• **AIM OF THE EXERCISE**
Would you give the data below back exactly as it reads?

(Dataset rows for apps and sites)

== == ==

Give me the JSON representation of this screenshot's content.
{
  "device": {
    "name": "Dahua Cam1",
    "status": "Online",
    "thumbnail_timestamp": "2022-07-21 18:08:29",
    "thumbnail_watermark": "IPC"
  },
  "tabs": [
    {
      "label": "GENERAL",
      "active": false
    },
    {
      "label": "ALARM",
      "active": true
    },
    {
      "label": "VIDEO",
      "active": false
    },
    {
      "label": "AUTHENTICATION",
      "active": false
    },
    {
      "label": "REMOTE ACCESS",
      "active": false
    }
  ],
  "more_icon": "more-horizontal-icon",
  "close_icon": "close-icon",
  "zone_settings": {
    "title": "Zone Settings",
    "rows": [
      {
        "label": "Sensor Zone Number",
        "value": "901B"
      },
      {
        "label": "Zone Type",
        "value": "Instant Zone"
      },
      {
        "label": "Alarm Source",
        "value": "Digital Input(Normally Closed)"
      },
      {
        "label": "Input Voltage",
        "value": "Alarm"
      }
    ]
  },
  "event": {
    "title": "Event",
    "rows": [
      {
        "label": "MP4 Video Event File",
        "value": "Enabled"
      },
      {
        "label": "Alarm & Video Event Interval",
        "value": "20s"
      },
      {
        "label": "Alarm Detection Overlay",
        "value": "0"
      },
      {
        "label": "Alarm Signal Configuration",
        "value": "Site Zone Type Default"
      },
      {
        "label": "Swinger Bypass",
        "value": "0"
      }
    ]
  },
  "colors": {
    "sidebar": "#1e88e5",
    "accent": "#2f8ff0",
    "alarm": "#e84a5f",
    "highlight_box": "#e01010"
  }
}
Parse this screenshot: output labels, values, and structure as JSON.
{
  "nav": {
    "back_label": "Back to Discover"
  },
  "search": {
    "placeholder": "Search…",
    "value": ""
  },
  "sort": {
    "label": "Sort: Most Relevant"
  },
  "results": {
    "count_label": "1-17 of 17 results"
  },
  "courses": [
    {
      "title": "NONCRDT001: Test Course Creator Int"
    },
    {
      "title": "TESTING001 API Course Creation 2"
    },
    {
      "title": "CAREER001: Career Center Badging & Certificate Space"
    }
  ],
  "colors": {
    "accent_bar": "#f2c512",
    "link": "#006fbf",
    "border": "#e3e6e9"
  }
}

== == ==

• **TASK RESPONSE**
Give me the JSON representation of this screenshot's content.
{
  "device": {
    "name": "Dahua Cam1",
    "status": "Online",
    "thumbnail_timestamp": "2022-07-21 18:08:29",
    "thumbnail_watermark": "IPC"
  },
  "tabs": [
    {
      "label": "GENERAL",
      "active": false
    },
    {
      "label": "ALARM",
      "active": true
    },
    {
      "label": "VIDEO",
      "active": false
    },
    {
      "label": "AUTHENTICATION",
      "active": false
    },
    {
      "label": "REMOTE ACCESS",
      "active": false
    }
  ],
  "more_icon": "more-horizontal-icon",
  "close_icon": "close-icon",
  "zone_settings": {
    "title": "Zone Settings",
    "rows": [
      {
        "label": "Sensor Zone Number",
        "value": "901B"
      },
      {
        "label": "Zone Type",
        "value": "Instant Zone"
      },
      {
        "label": "Alarm Source",
        "value": "Digital Input(Normally Closed)"
      },
      {
        "label": "Input Voltage",
        "value": "Alarm"
      }
    ]
  },
  "event": {
    "title": "Event",
    "rows": [
      {
        "label": "MP4 Video Event File",
        "value": "Enabled"
      },
      {
        "label": "Alarm & Video Event Interval",
        "value": "20s"
      },
      {
        "label": "Alarm Detection Overlay",
        "value": "0"
      },
      {
        "label": "Alarm Signal Configuration",
        "value": "Site Zone Type Default"
      },
      {
        "label": "Swinger Bypass",
        "value": "0"
      }
    ]
  },
  "colors": {
    "sidebar": "#1e88e5",
    "accent": "#2f8ff0",
    "alarm": "#e84a5f",
    "highlight_box": "#e01010"
  }
}
Parse this screenshot: output labels, values, and structure as JSON.
{
  "nav": {
    "back_label": "Back to Discover"
  },
  "search": {
    "placeholder": "Search…",
    "value": ""
  },
  "sort": {
    "label": "Sort: Most Relevant"
  },
  "results": {
    "count_label": "1-17 of 17 results"
  },
  "courses": [
    {
      "title": "NONCRDT001: Test Course Creator Int"
    },
    {
      "title": "TESTING001 API Course Creation 2"
    },
    {
      "title": "CAREER001: Career Center Badging & Certificate Space"
    }
  ],
  "colors": {
    "accent_bar": "#f2c512",
    "link": "#006fbf",
    "border": "#e3e6e9"
  }
}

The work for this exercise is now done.